Whoever thought that some of the sizzle would leave South Beach when LeBron James shipped it up to Cleveland was sorely mistaken. True, the Miami Heat are no longer viewed as an Eastern Conference powerhouse, and they don’t appear to show up on nationally-televised games nearly as often anymore, but they’re still a popular team.
With Dwyane Wade, Chris Bosh, and Goran Dragic in stow — not to mention Luol Deng and Hassan Whiteside — the Heat are clearly the more dominant of the two Florida teams. They demand more headlines and let’s face it, they are a better basketball team than the Orlando Magic. With that being said, while Miami entered play Wednesday at 21-13 — good for third-best in the extremely tight East — Orlando sits just 2.5 games behind their in-state rivals at 19-16.
The Magic’s record ties them with the Detroit Pistons for the eighth spot, just barely out of the playoff picture. With an extremely young core and a 27-year resume that isn’t pretty, plenty of basketball aficionados have good reason to doubt the Magic’s playoff chances this year. However, we’re here to explain why the skeptics are wrong. Here’s why the Magic will make the postseason this year.

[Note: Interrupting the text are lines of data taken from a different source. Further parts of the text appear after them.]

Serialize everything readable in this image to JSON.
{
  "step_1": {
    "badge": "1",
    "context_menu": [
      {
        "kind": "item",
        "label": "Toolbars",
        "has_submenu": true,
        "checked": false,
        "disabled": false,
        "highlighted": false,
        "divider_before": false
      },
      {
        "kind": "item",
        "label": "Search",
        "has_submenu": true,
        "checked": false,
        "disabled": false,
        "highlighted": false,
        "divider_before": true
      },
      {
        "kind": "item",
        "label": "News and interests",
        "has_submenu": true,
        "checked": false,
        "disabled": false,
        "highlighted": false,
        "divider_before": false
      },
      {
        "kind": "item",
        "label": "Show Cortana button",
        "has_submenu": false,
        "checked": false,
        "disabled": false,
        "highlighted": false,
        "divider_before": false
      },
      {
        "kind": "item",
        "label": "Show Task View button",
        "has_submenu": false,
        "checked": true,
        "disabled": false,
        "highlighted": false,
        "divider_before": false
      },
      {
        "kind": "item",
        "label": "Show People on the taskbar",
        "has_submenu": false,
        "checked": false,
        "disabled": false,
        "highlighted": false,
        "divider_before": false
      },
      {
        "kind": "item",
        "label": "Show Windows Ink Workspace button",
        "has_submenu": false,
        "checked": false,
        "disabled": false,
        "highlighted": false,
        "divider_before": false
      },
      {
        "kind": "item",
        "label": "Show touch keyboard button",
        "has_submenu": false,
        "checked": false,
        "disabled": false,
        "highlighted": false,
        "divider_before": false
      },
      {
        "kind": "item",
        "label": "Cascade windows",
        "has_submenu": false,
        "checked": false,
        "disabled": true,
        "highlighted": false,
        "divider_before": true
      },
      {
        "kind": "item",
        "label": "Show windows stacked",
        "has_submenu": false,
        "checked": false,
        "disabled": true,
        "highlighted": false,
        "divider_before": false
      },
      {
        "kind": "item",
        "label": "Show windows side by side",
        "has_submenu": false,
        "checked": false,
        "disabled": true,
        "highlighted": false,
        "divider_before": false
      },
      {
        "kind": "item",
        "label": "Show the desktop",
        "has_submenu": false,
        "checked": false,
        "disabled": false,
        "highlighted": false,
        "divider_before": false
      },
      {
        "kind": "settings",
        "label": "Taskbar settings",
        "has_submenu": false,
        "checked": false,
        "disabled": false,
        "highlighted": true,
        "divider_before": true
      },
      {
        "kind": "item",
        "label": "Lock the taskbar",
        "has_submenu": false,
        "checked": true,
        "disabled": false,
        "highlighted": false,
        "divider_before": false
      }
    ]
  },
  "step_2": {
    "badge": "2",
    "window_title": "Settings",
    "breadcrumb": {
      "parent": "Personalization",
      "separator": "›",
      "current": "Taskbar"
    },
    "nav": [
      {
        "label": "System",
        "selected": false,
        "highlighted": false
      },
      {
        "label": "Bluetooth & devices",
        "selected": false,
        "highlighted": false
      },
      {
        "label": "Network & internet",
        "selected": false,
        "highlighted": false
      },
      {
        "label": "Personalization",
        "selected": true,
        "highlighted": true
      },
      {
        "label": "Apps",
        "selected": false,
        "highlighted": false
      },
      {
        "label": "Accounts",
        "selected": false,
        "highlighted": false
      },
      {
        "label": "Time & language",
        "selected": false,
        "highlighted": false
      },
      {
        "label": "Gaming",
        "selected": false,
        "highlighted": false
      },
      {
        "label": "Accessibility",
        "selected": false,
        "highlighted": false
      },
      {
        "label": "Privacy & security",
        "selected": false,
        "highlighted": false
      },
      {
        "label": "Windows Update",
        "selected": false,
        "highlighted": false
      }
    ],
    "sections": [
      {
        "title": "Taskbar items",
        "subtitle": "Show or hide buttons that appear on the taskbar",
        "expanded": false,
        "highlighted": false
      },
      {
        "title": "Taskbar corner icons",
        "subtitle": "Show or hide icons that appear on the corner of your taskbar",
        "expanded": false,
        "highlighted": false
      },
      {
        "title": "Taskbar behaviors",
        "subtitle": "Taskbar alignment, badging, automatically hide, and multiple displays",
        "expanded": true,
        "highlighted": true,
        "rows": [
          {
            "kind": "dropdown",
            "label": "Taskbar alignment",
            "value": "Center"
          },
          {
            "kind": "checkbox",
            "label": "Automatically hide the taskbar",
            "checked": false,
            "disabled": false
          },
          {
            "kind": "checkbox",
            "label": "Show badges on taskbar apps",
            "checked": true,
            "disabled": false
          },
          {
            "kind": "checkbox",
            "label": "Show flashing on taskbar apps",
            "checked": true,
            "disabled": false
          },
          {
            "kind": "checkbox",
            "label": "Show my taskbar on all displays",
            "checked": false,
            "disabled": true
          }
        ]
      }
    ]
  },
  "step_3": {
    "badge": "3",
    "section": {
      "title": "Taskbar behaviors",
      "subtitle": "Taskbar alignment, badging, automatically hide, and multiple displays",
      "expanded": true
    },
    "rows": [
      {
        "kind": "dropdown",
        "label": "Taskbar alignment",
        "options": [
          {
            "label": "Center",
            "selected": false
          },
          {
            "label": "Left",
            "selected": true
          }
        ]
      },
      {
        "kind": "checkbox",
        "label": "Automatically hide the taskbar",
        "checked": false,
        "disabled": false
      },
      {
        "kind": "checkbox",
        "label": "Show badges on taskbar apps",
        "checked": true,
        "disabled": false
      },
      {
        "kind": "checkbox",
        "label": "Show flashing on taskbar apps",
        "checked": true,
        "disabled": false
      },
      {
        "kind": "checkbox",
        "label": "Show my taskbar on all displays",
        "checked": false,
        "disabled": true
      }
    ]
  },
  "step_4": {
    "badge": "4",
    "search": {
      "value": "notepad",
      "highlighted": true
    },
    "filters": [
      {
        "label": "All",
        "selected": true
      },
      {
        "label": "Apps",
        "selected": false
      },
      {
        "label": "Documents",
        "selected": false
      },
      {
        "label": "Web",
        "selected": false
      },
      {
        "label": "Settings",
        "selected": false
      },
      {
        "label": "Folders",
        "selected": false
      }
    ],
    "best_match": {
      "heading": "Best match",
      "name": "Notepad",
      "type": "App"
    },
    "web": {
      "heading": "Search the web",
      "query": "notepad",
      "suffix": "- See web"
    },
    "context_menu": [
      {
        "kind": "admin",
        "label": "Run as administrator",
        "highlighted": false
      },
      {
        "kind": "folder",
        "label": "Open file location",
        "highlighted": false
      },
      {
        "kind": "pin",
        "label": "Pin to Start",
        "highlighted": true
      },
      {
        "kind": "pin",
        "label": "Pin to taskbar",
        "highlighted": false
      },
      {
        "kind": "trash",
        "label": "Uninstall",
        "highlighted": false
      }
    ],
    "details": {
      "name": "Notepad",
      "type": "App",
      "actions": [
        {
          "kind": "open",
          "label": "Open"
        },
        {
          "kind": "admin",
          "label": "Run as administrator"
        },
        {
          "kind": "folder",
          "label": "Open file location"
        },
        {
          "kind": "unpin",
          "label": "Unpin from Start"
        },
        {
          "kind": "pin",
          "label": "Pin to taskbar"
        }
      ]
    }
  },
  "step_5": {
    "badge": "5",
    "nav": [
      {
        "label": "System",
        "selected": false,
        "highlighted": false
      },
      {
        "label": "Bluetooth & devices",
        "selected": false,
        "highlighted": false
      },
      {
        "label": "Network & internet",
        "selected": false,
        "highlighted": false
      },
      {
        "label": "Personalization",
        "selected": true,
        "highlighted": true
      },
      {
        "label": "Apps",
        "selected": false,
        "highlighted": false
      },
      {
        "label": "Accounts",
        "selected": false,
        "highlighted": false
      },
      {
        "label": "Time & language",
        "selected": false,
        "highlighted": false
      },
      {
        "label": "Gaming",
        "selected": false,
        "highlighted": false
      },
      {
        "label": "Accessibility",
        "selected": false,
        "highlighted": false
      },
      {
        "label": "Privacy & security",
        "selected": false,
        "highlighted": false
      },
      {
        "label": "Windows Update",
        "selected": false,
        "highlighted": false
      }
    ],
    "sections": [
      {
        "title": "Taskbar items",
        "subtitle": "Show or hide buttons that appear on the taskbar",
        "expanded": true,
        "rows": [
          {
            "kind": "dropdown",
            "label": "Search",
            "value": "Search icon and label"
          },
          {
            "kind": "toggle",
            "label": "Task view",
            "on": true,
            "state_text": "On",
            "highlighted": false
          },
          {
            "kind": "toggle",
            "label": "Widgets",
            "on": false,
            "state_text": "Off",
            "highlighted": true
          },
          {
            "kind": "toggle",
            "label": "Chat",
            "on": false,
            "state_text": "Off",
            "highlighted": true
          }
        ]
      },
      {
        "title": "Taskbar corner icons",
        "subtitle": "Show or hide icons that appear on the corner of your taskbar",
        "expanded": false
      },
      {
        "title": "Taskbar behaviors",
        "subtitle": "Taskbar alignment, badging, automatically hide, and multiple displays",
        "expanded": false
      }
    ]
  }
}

First, let’s break down the Orlando roster and their style of play, before moving on to their main competition in the conference. The typical starting five for Scott Skiles’ bunch include Elfrid Payton at point guard, Victor Oladipo at the two, Evan Fournier or Tobias Harris at small forward, Harris or Channing Frye at the four, and Nikola Vucevic at center. The starting unit is youthful but powerful, and bench players like Aaron Gordon, Andrew Nicholson, and Shabazz Napier represent plenty of promise.
It’s well-known that the Magic are among the younger groups in the NBA. Their average player age of just 24 years old ties them for second-youngest in the association. What Orlando may lack in experience, they more than make up for in talent, size, and defensive intensity. Vucevic is a double-double machine, Harris is one of the more underrated players in the league, and the Payton/Oladipo duo in the backcourt is one that could shine for many years at the Amway Center.
While the Magic are in the middle of the pack (18th) in offensive rating, their defense is an impressive ninth (and seventh in the Eastern Conference) at 103.8. It’s no coincidence that the eight teams ahead of the Magic in defensive rating would all be in the playoffs if the season ended today. It’s true that at this point, Orlando doesn’t have a truly dominant player — although Oladipo has the potential to get there. That alone will limit this roster’s success. But when compared with their likely competition for the last two playoff spots in the East, the Magic are better equipped to have a strong second half.
For the sake of this article, let’s separate the top six teams in the East and put them as strong bets for making the playoffs. That list would include the Cavaliers, Chicago Bulls, Heat, Toronto Raptors, Atlanta Hawks, and Indiana Pacers. For the seventh and eighth seeds, the Magic look to be battling, right now, the Boston Celtics (19-15), Pistons (19-16), and Charlotte Hornets (17-17). As of now, we estimate that the Celtics and Magic will secure those last two positions. While Detroit has experienced a nice story so far, we don’t see Andre Drummond being able to carry them alone.
Charlotte, on the other hand, lost Al Jefferson for the foreseeable future and may struggle to stay in the race during his absence. A playoff berth for the Magic would almost surely result in a matchup with the No. 1 or No. 2 seed as well as a quick postseason exit, but it’s an appearance nonetheless. And we wouldn’t be shocked at all to see Orlando build on this season to be even better in the 2016-17 campaign.
Follow Victor on Twitter @vbarbosa1127